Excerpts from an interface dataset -
:::

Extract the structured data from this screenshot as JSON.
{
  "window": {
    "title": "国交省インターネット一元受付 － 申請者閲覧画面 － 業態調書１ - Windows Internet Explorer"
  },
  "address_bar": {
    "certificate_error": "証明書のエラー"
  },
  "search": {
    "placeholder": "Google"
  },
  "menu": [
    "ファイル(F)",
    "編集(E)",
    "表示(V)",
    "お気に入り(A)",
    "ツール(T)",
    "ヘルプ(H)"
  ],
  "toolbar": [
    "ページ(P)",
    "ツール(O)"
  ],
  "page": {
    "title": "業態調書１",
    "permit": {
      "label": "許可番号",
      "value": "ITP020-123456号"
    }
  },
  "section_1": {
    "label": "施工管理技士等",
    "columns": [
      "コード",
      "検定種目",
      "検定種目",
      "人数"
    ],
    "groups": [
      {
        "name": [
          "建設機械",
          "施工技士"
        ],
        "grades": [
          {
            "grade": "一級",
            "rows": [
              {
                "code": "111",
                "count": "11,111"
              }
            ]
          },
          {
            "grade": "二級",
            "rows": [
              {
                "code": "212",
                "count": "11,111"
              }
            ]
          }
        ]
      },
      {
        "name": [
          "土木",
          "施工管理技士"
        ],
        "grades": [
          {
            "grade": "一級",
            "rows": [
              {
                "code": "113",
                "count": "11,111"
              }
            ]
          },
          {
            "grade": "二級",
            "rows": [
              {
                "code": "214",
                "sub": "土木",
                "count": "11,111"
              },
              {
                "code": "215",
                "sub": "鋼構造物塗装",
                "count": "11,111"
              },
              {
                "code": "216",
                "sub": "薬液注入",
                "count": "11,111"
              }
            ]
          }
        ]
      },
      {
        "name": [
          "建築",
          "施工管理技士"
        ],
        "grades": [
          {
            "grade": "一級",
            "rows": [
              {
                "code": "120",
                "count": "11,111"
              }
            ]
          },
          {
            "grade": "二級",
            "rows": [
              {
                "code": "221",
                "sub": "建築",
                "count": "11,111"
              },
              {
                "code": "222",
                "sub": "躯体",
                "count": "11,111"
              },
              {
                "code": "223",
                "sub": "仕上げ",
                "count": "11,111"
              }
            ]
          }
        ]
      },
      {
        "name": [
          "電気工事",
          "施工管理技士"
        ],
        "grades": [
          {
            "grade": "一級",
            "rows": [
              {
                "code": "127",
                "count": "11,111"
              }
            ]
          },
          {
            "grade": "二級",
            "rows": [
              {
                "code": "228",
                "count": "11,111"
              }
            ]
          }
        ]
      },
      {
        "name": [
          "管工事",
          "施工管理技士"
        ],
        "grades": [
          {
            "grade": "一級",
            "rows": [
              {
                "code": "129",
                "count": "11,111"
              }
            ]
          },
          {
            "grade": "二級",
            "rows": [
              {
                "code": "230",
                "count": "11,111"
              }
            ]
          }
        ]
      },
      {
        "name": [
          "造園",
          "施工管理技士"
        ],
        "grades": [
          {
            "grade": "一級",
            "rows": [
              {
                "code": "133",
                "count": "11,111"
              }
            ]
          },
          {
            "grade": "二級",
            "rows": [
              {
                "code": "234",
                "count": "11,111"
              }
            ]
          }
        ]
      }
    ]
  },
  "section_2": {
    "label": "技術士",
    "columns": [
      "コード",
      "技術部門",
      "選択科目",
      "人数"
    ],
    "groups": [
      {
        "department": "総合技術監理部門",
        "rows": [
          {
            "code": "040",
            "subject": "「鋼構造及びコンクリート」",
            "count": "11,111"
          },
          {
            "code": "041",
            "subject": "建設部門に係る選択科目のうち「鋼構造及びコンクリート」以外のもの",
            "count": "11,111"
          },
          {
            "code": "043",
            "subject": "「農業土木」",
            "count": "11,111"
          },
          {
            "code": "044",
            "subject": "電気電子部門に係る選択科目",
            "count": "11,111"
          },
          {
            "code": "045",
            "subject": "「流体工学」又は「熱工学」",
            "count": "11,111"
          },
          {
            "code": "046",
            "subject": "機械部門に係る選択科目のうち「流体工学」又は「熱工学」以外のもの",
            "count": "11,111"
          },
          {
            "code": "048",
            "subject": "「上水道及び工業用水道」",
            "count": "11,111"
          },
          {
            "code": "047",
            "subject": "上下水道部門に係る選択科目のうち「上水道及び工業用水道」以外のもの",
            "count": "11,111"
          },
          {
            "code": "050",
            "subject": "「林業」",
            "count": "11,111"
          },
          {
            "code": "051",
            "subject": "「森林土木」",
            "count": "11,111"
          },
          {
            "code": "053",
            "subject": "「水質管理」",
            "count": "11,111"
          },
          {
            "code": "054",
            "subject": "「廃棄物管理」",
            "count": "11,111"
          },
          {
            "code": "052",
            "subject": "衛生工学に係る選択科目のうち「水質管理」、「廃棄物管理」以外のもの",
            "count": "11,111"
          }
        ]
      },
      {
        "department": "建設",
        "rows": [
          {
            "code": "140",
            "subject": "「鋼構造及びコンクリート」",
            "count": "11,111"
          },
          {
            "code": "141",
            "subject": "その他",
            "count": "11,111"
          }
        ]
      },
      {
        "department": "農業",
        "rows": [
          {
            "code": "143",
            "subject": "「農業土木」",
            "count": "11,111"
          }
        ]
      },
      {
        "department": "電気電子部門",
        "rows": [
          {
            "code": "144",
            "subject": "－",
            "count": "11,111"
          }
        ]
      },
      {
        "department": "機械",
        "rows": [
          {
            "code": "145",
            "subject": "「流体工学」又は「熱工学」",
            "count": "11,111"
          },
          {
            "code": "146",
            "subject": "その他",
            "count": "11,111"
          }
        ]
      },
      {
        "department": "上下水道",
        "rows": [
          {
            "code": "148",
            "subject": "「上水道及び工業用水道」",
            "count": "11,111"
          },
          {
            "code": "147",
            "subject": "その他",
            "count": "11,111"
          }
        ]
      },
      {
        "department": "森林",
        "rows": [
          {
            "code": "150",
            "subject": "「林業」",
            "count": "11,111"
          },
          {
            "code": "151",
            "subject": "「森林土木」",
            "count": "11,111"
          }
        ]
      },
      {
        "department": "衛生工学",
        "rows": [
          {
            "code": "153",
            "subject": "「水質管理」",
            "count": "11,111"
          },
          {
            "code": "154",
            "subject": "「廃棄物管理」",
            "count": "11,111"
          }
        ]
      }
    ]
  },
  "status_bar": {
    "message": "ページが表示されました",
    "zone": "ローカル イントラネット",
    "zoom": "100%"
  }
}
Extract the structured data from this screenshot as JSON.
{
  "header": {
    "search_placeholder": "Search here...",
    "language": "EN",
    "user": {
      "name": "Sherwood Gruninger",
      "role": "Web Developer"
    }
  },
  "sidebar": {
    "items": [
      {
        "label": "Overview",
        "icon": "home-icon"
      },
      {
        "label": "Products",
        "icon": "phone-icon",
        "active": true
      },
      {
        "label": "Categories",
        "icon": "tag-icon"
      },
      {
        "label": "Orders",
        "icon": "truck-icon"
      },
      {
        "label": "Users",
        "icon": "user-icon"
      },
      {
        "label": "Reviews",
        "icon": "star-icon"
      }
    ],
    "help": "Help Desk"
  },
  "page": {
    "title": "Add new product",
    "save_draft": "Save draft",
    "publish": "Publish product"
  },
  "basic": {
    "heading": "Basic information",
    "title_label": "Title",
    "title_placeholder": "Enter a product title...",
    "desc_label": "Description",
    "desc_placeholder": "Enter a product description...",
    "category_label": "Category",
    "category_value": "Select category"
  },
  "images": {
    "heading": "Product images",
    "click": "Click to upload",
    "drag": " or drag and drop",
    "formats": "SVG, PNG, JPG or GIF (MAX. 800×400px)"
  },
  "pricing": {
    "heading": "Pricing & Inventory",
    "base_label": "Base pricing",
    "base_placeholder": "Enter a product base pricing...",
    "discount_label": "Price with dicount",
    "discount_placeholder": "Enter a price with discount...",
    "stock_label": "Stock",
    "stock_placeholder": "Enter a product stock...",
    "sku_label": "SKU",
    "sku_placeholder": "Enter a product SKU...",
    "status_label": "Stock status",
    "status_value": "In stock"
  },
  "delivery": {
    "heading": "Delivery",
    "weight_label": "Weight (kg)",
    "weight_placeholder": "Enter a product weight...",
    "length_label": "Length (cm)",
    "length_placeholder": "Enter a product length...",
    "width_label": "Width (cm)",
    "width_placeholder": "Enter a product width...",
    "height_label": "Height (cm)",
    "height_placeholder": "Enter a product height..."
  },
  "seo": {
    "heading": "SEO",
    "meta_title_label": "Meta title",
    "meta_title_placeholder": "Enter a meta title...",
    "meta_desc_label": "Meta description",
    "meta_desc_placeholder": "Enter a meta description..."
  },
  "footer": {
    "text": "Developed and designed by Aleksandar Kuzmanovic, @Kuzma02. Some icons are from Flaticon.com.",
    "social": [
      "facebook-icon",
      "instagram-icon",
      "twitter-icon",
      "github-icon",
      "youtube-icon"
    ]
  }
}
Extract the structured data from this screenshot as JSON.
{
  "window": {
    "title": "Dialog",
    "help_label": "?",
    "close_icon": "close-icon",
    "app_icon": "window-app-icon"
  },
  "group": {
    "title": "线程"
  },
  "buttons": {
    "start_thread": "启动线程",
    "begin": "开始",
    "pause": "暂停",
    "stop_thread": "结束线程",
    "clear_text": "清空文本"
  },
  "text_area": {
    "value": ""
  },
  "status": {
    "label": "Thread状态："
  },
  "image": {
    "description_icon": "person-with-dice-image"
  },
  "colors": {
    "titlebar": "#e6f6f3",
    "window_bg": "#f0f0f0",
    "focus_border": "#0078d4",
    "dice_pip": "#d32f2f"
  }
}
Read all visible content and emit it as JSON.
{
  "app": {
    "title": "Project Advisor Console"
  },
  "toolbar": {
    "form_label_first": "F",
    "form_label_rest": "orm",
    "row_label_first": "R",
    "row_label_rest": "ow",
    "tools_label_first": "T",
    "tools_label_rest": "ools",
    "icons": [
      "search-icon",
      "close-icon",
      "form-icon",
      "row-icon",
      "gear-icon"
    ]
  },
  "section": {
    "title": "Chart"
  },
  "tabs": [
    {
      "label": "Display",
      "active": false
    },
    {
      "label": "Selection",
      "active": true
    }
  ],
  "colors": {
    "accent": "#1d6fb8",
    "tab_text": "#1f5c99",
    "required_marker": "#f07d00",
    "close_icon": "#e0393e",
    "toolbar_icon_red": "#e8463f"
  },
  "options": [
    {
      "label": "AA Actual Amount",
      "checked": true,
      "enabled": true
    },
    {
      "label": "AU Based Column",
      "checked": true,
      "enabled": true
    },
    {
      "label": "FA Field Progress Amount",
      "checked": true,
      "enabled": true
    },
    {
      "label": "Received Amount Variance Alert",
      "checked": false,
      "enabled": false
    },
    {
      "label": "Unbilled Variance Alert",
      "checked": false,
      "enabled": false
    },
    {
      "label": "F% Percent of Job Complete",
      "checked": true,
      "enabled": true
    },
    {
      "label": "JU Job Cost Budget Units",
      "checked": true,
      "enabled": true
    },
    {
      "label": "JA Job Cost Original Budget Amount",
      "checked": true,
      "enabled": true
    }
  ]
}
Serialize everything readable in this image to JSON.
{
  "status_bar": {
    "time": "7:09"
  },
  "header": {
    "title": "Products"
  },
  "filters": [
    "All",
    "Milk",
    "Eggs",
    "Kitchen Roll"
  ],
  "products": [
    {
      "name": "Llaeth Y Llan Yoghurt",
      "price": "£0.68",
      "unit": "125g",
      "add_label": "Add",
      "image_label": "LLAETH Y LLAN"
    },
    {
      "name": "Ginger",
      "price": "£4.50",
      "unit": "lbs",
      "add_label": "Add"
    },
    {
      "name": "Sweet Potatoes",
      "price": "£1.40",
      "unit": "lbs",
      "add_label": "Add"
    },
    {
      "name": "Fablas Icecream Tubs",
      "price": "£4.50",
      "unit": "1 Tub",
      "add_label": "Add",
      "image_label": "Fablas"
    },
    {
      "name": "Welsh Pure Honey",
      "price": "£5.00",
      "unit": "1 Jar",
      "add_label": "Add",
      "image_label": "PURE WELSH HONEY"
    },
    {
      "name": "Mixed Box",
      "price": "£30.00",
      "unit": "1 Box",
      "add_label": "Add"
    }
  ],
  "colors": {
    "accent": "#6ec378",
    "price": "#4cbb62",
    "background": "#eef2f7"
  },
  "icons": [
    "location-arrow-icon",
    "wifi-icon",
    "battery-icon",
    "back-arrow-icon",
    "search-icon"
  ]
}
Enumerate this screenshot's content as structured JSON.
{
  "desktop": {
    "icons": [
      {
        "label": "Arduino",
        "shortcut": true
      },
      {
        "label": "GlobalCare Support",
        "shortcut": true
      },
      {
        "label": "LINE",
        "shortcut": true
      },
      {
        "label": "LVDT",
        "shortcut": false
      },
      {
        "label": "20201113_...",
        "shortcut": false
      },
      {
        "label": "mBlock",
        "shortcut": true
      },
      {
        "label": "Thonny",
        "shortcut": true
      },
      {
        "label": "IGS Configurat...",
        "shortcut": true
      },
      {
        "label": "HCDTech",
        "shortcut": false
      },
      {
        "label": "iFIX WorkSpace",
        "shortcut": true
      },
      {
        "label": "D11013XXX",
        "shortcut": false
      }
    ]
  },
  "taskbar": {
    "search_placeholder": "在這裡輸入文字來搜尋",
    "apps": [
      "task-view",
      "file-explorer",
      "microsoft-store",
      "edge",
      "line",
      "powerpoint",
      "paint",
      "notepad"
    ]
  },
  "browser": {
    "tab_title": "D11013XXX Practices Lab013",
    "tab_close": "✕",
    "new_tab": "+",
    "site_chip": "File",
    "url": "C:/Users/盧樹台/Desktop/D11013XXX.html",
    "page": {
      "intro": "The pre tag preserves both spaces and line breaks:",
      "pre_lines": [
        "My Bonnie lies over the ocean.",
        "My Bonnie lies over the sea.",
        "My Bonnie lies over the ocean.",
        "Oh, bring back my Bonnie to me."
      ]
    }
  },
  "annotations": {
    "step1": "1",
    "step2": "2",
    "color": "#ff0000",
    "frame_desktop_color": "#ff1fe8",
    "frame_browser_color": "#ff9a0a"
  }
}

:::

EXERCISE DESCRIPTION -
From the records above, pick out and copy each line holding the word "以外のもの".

EXPECTED ANSWER -
            "subject": "建設部門に係る選択科目のうち「鋼構造及びコンクリート」以外のもの",
            "subject": "機械部門に係る選択科目のうち「流体工学」又は「熱工学」以外のもの",
            "subject": "上下水道部門に係る選択科目のうち「上水道及び工業用水道」以外のもの",
            "subject": "衛生工学に係る選択科目のうち「水質管理」、「廃棄物管理」以外のもの",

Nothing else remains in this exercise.